Now when I found out that Missouri was our vacation destination about 6 months ago, I was not too sure I’d have a good time. After all, I only heard of negative things like heat, humidity, and lots of bugs, including those bugs that I have only heard of but have never seen before: chiggers and noseeums. (I made it worse by Googling “chiggers” and got even more freaked out from the photos and descriptions of the biting little freaks). But now, armed with bug spray, sunscreen, and a map to multiple cool dark caves, I’m ready to go! I should note here that it is only due to my in-law’s generosity that we are able to stay at their Time Share for free for the week. Did I mention that we’re staying smack dab in the middle of the state, about 3 hours west of St. Louis? No? Well we are going to be staying at Lake of the Ozarks, a many-fingered, 90-mile manmade lake that was made when engineers dammed up the Osage River in 1931. The Bagnell Dam is a 148 feet high concrete gravity dam and was built to generate hydroelectric power.
The Lake of the Ozarks is divided up into 4 regions
So Google and I became fast friends, yet again, as I typed in search words: “Lake of the Ozarks” and up popped a multitude of websites.

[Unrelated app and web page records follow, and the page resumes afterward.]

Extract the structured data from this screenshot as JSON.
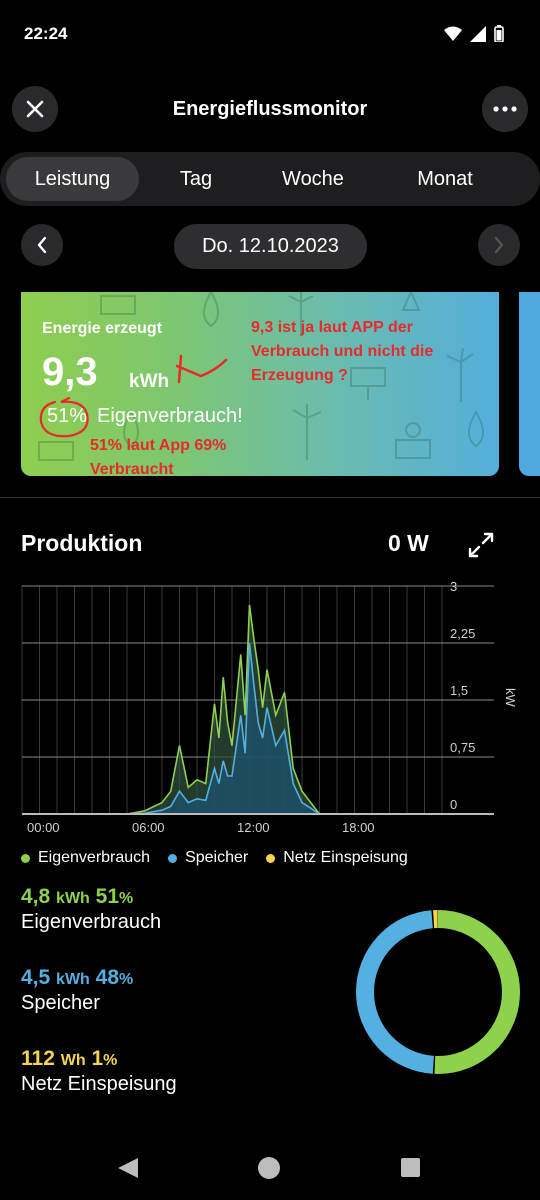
{
  "status_bar": {
    "time": "22:24"
  },
  "header": {
    "title": "Energieflussmonitor"
  },
  "tabs": [
    {
      "label": "Leistung",
      "active": true
    },
    {
      "label": "Tag",
      "active": false
    },
    {
      "label": "Woche",
      "active": false
    },
    {
      "label": "Monat",
      "active": false
    }
  ],
  "date": {
    "label": "Do. 12.10.2023"
  },
  "card": {
    "label": "Energie erzeugt",
    "value": "9,3",
    "unit": "kWh",
    "percent": "51%",
    "subtitle": "Eigenverbrauch!"
  },
  "annotations": {
    "top": [
      "9,3 ist ja laut APP der",
      "Verbrauch und nicht die",
      "Erzeugung ?"
    ],
    "bottom": [
      "51% laut App 69%",
      "Verbraucht"
    ]
  },
  "production": {
    "title": "Produktion",
    "current_value": "0 W"
  },
  "chart_data": {
    "type": "area",
    "xlabel": "",
    "ylabel": "kW",
    "x_ticks": [
      "00:00",
      "06:00",
      "12:00",
      "18:00"
    ],
    "y_ticks": [
      "3",
      "2,25",
      "1,5",
      "0,75",
      "0"
    ],
    "ylim": [
      0,
      3
    ],
    "x_hours": [
      0,
      6,
      7,
      8,
      8.5,
      9,
      9.5,
      10,
      10.5,
      11,
      11.25,
      11.5,
      11.75,
      12,
      12.25,
      12.5,
      12.75,
      13,
      13.25,
      13.5,
      13.75,
      14,
      14.5,
      15,
      15.5,
      16,
      17,
      24
    ],
    "series": [
      {
        "name": "Eigenverbrauch",
        "color": "#8ed14d",
        "values": [
          0,
          0,
          0.04,
          0.15,
          0.3,
          0.9,
          0.35,
          0.45,
          0.4,
          1.45,
          1.0,
          1.8,
          1.2,
          0.9,
          1.5,
          2.1,
          1.3,
          2.75,
          2.3,
          1.9,
          1.4,
          1.9,
          1.3,
          1.6,
          0.6,
          0.3,
          0,
          0
        ]
      },
      {
        "name": "Speicher",
        "color": "#53b0e0",
        "values": [
          0,
          0,
          0.01,
          0.05,
          0.1,
          0.3,
          0.15,
          0.2,
          0.18,
          0.6,
          0.4,
          0.7,
          0.5,
          0.5,
          0.9,
          1.3,
          0.8,
          2.25,
          1.7,
          1.2,
          1.0,
          1.4,
          0.9,
          1.1,
          0.4,
          0.15,
          0,
          0
        ]
      },
      {
        "name": "Netz Einspeisung",
        "color": "#f3d44c",
        "values": [
          0,
          0,
          0,
          0,
          0,
          0,
          0,
          0,
          0,
          0,
          0,
          0,
          0,
          0,
          0,
          0,
          0,
          0,
          0,
          0,
          0,
          0,
          0,
          0,
          0,
          0,
          0,
          0
        ]
      }
    ],
    "legend_position": "bottom",
    "grid": true
  },
  "legend": [
    {
      "label": "Eigenverbrauch",
      "color": "#8ed14d"
    },
    {
      "label": "Speicher",
      "color": "#53b0e0"
    },
    {
      "label": "Netz Einspeisung",
      "color": "#f3d44c"
    }
  ],
  "stats": [
    {
      "value": "4,8",
      "unit": "kWh",
      "percent": "51",
      "percent_sign": "%",
      "name": "Eigenverbrauch",
      "color": "#8ed14d"
    },
    {
      "value": "4,5",
      "unit": "kWh",
      "percent": "48",
      "percent_sign": "%",
      "name": "Speicher",
      "color": "#53b0e0"
    },
    {
      "value": "112",
      "unit": "Wh",
      "percent": "1",
      "percent_sign": "%",
      "name": "Netz Einspeisung",
      "color": "#f3d44c"
    }
  ],
  "donut": {
    "slices": [
      {
        "name": "Eigenverbrauch",
        "fraction": 0.51,
        "color": "#8ed14d"
      },
      {
        "name": "Speicher",
        "fraction": 0.48,
        "color": "#53b0e0"
      },
      {
        "name": "Netz Einspeisung",
        "fraction": 0.012,
        "color": "#f3d44c"
      }
    ]
  }
}
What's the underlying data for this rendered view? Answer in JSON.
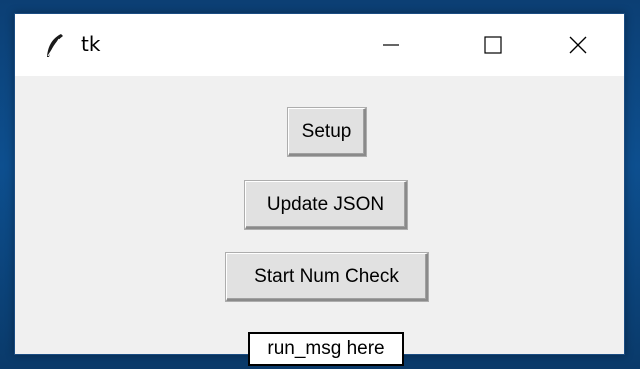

The most informative was funlakevacationguide.com which provided a pdf of this summer’s vacation guide to download--a plethora of information, places to go, things to do, caves to explore.... I learned that the Lake of the Ozarks is at the edge of the Ozark Plateau that extends from southern Missouri and northern Arkansas (yes, Google helped me locate this forgotten state--it’s right below Missouri) and is nestled between the Missouri and Arkansas (just passed it here in the car!) rivers. The lake has more than 1,000 miles of meandering shoreline and based on a map, it reminds me of a fancy calligraphy-like “S”. I also learned that it is a perfect premier vacation spot for water skiers, speed boaters, jet-skiers, fishing, swimming, parasailing, and pretty much any other water sport that you can think up. Too bad we don’t participate in any water sports, coming from the dry state of New Mexico. “I only dog paddle” is the phrase that comes to mind, spoken from the eloquent Fezzik from one of my favorite movies of all time,  The Princess Bride.

One thing about Missouri really caught my attention when doing my research. I immediately perked up when I heard that one of it’s nicknames was “the Cave State”. Yes! It earns its name with more than 5,000 registered and mapped wild caves. For our family plus in-laws, there are three possible “developed” caves that we can tour: Jacob’s Cave, Bridal Cave, or the Ozark Caverns at Lake of the Ozarks State Park. This part of Missouri, the Ozark Plateau, is known for its karst topography, a geologic feature which is marked by subterranean system of caves, springs, fissures, and sinkholes within the limestone and dolomite rock of the plateau that originated in the Paleozoic seas of the Ordovician period 450 million years ago. I hope to be able to explore the many trails that wind in and out of the landscape at the state park mentioned above. And to top off our trip we plan to go visit the Gateway Arch in downtown St. Louis on our last day here.True Ozark Mountain Daredevils, if I do say so myself!